(App and web page records)
******
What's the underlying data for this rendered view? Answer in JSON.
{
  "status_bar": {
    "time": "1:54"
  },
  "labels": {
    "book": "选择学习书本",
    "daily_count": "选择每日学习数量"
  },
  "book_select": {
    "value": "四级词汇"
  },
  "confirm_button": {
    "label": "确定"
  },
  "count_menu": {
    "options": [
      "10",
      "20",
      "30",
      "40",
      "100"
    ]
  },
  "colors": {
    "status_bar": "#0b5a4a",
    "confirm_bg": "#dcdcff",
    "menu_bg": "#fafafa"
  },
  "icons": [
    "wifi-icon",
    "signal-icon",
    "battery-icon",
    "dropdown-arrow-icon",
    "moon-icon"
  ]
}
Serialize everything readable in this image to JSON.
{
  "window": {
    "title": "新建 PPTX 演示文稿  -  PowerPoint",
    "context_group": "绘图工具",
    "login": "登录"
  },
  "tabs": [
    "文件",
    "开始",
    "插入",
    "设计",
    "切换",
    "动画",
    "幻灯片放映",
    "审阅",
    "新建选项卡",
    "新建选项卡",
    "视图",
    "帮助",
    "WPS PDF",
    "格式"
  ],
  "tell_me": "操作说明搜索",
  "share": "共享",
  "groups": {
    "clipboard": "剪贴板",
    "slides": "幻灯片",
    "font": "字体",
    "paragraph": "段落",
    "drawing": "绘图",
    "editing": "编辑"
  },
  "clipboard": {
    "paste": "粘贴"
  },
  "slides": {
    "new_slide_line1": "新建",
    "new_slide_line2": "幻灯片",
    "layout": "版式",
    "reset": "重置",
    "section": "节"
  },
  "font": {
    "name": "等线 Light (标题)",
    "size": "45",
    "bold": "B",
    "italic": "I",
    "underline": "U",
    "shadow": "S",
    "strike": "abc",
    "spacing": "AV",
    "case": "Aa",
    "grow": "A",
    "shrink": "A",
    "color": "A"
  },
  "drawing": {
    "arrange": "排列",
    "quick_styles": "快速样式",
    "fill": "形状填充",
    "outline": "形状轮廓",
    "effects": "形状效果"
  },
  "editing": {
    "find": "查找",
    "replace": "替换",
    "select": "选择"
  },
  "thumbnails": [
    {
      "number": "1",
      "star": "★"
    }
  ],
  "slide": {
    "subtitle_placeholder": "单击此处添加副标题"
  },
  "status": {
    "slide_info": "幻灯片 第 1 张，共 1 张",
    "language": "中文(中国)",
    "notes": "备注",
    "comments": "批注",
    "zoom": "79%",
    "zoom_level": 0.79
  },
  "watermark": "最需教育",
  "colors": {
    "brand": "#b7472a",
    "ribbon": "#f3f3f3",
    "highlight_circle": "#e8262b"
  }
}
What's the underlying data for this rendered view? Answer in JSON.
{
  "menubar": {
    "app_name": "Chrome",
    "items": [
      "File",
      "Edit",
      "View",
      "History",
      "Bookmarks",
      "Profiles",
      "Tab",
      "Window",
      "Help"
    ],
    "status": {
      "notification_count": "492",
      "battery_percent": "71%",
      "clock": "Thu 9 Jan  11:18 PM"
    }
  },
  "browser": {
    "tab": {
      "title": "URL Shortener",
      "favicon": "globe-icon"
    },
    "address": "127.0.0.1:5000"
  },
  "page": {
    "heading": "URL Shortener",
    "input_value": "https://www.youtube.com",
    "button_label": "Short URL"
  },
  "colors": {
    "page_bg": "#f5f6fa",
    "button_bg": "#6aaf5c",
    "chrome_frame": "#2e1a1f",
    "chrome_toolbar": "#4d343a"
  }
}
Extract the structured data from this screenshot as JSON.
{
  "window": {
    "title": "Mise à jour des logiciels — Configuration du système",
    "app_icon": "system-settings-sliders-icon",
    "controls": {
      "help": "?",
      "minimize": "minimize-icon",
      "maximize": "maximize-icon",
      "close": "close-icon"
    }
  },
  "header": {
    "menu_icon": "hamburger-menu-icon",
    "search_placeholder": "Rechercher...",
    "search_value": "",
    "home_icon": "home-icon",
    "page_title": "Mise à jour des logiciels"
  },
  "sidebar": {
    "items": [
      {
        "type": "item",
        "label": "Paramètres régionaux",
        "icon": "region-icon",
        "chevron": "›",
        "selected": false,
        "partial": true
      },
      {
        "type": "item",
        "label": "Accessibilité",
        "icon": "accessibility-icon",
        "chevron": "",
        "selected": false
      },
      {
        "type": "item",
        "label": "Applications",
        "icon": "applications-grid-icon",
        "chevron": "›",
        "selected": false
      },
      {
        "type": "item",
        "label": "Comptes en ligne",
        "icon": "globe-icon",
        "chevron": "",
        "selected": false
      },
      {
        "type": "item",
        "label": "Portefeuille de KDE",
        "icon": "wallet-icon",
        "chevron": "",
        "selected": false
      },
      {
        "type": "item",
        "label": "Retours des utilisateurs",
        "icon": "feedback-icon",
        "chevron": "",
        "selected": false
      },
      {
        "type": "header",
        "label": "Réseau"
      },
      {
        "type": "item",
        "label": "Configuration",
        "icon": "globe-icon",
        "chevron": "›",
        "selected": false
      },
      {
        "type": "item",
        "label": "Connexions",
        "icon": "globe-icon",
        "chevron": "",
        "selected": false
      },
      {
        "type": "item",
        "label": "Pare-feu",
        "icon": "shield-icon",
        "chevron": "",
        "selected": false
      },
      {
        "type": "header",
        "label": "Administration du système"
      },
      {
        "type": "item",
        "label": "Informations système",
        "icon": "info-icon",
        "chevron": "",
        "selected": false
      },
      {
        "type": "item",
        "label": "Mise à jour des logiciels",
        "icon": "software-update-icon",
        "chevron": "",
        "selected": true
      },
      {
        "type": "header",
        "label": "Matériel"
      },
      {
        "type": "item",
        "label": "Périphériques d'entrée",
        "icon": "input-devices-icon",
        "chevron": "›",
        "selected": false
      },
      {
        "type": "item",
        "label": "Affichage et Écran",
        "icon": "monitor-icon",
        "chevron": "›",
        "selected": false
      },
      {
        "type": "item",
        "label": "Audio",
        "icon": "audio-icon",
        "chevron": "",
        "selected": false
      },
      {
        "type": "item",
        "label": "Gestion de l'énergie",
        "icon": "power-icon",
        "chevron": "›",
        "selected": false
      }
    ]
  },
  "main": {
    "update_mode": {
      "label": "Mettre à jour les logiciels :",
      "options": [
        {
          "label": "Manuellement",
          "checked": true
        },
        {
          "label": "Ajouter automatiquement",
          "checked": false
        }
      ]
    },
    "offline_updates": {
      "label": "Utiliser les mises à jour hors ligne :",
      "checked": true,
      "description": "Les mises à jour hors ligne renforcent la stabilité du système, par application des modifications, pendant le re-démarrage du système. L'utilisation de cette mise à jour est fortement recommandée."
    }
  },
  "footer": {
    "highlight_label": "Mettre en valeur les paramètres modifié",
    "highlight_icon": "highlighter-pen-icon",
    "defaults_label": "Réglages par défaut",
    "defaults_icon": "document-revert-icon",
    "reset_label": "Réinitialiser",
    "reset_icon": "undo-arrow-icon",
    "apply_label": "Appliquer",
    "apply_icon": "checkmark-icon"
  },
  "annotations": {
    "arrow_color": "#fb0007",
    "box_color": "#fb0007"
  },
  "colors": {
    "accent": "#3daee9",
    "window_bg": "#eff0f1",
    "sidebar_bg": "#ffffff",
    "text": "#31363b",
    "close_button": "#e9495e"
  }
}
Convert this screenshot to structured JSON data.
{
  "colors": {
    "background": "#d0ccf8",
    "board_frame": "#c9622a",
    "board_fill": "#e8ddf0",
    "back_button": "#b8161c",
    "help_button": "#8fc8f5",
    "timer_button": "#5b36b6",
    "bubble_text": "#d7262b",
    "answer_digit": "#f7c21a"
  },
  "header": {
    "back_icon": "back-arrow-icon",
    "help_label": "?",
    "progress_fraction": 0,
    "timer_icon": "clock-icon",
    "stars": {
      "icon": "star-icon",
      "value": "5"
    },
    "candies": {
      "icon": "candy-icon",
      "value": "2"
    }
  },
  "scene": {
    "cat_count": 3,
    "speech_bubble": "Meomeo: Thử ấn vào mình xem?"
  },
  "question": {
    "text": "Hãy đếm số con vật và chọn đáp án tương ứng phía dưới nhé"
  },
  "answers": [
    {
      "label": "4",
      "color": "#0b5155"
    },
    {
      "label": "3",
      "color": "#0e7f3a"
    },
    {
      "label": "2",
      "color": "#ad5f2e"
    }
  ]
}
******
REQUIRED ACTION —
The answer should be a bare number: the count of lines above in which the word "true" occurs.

RESPONSE —
4